Across the entries below, the lines containing "data" should be counted and only their number returned.

⟨

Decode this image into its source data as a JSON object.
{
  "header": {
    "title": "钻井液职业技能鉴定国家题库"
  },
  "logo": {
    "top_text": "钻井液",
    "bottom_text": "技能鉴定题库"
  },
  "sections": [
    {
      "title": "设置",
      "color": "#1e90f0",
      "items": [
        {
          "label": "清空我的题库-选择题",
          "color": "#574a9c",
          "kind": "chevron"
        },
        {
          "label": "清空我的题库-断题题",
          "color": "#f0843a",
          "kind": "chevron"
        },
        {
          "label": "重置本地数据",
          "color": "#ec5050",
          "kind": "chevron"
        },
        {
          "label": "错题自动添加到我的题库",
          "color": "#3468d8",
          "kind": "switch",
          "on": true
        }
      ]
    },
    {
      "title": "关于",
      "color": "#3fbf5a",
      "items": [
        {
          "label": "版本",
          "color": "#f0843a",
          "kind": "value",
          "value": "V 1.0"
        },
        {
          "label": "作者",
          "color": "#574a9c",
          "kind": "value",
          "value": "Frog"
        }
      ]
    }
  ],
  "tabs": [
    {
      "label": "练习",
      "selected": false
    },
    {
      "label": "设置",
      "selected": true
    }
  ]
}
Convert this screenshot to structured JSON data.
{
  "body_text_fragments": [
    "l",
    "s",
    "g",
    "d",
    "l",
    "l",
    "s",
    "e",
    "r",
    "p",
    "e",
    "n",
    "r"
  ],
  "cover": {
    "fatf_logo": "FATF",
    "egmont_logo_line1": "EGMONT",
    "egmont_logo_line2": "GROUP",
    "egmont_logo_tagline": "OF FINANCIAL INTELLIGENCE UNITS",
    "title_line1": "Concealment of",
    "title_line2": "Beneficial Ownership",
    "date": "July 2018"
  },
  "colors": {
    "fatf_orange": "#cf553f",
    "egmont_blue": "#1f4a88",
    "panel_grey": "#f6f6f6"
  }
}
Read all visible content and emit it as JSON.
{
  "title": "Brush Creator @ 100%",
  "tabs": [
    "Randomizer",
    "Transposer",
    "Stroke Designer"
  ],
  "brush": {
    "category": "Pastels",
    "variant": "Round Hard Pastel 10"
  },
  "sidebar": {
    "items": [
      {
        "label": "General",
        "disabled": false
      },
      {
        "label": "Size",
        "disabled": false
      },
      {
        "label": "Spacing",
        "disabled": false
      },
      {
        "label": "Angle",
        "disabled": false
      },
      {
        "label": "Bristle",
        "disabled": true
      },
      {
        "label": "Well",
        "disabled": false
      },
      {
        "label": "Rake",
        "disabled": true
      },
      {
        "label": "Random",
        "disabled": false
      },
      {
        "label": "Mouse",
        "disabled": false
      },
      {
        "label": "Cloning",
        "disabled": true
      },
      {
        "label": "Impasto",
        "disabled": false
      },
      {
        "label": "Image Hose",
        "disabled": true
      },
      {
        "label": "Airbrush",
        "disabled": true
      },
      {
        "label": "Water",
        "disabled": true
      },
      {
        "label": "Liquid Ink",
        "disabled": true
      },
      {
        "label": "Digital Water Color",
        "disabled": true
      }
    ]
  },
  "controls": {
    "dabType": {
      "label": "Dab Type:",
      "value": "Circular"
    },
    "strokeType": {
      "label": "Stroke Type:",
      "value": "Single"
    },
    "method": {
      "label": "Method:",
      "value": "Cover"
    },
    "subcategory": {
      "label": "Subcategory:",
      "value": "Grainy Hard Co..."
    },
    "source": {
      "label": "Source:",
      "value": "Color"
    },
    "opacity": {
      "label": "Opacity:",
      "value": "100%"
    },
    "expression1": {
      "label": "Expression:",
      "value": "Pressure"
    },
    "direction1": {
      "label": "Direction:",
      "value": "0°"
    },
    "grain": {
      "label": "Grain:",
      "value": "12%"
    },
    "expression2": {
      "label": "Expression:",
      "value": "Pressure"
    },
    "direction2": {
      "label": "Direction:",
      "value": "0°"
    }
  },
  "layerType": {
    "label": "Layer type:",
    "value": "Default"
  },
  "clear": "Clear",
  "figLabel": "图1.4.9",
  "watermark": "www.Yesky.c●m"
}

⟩

TASK SOLUTION:
2